Content starts

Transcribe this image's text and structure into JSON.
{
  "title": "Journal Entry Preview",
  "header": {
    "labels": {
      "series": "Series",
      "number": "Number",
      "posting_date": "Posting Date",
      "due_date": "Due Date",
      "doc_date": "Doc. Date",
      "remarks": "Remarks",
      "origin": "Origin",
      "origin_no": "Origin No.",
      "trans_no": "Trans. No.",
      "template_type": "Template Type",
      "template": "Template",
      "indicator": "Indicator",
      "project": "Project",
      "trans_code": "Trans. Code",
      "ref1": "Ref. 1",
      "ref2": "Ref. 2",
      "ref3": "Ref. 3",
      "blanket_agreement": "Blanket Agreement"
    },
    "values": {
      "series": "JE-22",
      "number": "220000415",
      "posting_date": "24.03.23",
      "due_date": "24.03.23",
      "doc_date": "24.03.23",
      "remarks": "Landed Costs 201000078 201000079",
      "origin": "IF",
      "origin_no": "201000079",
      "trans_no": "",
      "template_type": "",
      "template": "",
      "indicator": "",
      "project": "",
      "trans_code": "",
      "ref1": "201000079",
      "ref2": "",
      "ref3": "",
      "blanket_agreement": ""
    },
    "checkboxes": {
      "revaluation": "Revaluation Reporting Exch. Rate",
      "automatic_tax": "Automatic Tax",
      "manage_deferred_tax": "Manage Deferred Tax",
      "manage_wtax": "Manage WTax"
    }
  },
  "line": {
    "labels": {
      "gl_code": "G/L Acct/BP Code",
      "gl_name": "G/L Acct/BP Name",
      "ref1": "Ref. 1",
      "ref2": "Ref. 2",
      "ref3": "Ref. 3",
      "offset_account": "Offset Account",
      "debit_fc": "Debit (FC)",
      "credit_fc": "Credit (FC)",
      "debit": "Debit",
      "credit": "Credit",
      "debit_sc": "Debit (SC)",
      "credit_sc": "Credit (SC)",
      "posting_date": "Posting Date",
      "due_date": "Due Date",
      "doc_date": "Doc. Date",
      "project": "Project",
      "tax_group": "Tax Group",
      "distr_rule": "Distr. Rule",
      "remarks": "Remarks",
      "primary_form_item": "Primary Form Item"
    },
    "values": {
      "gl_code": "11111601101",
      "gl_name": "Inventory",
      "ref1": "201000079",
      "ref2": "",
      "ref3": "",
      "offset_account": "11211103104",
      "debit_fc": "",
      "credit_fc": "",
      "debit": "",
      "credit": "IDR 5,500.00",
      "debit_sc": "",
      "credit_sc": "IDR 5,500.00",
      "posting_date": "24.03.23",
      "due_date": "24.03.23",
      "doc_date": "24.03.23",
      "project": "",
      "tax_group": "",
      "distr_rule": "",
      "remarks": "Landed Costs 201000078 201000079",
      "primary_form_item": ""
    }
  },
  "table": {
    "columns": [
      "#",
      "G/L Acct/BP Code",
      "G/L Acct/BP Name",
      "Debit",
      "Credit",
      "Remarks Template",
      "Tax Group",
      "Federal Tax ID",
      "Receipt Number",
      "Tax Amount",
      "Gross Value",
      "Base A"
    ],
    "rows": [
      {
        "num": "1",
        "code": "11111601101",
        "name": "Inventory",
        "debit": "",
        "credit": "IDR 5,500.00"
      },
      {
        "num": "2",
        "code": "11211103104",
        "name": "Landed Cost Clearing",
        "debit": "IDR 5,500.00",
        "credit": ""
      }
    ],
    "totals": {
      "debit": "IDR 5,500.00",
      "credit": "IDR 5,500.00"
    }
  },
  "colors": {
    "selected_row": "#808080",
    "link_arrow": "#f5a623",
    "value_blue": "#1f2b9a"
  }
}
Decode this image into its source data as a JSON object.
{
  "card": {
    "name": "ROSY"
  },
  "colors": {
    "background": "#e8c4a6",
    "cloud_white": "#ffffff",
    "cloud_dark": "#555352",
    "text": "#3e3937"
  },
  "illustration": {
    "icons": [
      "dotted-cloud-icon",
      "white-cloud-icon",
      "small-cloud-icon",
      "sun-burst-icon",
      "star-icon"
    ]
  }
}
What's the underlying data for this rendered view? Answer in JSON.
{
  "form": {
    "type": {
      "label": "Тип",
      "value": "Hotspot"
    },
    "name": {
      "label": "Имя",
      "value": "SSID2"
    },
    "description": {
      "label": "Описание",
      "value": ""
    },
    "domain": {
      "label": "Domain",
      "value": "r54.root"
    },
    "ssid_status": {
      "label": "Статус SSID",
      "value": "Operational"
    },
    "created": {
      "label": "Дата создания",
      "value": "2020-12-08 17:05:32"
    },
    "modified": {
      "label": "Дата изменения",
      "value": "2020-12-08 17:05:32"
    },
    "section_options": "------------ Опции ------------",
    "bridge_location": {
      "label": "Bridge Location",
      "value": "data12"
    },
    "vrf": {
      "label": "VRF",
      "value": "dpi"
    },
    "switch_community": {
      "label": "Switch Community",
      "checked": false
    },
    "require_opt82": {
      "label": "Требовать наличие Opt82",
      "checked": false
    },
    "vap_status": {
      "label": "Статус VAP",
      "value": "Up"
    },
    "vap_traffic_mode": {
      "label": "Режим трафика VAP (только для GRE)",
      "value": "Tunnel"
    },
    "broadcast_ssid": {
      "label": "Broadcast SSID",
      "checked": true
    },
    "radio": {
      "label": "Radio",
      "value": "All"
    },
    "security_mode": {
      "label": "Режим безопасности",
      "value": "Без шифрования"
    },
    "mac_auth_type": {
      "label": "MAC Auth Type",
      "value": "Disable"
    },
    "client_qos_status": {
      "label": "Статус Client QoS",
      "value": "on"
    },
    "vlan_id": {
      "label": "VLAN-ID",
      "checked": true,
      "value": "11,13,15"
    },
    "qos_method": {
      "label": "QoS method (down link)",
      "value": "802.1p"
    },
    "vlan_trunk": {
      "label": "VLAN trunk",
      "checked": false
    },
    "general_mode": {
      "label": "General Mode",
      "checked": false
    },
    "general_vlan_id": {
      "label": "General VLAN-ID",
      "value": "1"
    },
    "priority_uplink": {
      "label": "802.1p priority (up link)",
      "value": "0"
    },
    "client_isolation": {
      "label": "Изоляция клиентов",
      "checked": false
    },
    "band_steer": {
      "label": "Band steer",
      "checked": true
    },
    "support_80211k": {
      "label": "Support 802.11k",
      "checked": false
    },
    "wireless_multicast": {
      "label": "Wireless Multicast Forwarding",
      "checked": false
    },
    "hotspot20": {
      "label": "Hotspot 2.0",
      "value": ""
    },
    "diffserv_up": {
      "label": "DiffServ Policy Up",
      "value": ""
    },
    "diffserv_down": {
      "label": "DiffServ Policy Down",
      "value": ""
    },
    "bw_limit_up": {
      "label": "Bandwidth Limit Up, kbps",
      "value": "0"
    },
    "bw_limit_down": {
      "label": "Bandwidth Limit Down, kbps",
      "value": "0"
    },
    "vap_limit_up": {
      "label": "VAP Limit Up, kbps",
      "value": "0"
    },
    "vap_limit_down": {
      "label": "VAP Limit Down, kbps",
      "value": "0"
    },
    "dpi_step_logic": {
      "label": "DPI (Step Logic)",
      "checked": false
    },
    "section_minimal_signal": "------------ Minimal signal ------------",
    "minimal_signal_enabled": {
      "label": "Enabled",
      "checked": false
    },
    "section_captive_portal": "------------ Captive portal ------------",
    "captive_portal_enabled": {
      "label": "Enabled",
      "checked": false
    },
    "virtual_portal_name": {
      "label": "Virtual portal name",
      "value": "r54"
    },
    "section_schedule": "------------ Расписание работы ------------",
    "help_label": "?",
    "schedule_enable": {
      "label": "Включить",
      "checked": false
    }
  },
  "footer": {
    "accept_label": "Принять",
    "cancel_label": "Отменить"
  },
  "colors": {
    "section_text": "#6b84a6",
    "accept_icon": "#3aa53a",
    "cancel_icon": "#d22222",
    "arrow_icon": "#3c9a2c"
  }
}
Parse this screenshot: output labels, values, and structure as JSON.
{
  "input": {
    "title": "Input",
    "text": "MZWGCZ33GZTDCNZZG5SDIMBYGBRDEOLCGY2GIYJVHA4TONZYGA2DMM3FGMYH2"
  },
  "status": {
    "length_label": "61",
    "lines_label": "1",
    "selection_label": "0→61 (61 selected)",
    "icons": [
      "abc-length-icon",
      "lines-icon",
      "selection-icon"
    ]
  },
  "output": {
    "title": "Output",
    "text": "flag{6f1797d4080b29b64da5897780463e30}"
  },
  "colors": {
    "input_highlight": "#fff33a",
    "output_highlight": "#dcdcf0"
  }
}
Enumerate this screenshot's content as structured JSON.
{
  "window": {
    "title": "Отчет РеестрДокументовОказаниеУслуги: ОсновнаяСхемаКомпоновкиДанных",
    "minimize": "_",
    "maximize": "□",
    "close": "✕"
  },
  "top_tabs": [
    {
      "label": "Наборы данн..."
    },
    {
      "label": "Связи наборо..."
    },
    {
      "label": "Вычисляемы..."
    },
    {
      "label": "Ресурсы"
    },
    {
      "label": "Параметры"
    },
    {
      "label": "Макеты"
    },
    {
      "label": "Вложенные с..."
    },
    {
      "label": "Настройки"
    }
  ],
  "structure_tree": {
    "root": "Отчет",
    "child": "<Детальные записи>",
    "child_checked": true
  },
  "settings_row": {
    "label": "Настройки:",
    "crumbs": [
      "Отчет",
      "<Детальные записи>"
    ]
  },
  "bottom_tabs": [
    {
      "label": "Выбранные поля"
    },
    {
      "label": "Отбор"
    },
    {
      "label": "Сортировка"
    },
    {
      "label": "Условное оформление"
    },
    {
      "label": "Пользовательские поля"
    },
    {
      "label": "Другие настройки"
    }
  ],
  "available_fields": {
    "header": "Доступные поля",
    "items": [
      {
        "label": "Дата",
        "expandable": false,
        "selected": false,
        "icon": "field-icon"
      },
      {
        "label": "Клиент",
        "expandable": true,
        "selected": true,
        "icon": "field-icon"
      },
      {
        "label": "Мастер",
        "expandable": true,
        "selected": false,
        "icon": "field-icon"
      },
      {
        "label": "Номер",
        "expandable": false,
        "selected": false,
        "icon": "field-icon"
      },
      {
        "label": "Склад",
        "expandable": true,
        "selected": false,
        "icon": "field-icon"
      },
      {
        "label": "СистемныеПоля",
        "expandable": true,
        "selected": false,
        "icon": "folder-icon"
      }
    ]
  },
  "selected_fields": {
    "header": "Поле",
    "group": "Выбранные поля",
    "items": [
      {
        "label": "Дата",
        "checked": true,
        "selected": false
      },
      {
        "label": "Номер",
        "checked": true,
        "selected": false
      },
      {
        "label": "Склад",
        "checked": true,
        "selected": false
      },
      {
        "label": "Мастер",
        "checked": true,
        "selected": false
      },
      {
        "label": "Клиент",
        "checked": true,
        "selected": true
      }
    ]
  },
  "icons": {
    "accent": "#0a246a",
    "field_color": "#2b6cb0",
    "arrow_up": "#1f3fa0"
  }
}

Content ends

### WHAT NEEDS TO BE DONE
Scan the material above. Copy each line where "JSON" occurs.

### EXERCISE RESULT
Transcribe this image's text and structure into JSON.
Decode this image into its source data as a JSON object.
What's the underlying data for this rendered view? Answer in JSON.
Parse this screenshot: output labels, values, and structure as JSON.
Enumerate this screenshot's content as structured JSON.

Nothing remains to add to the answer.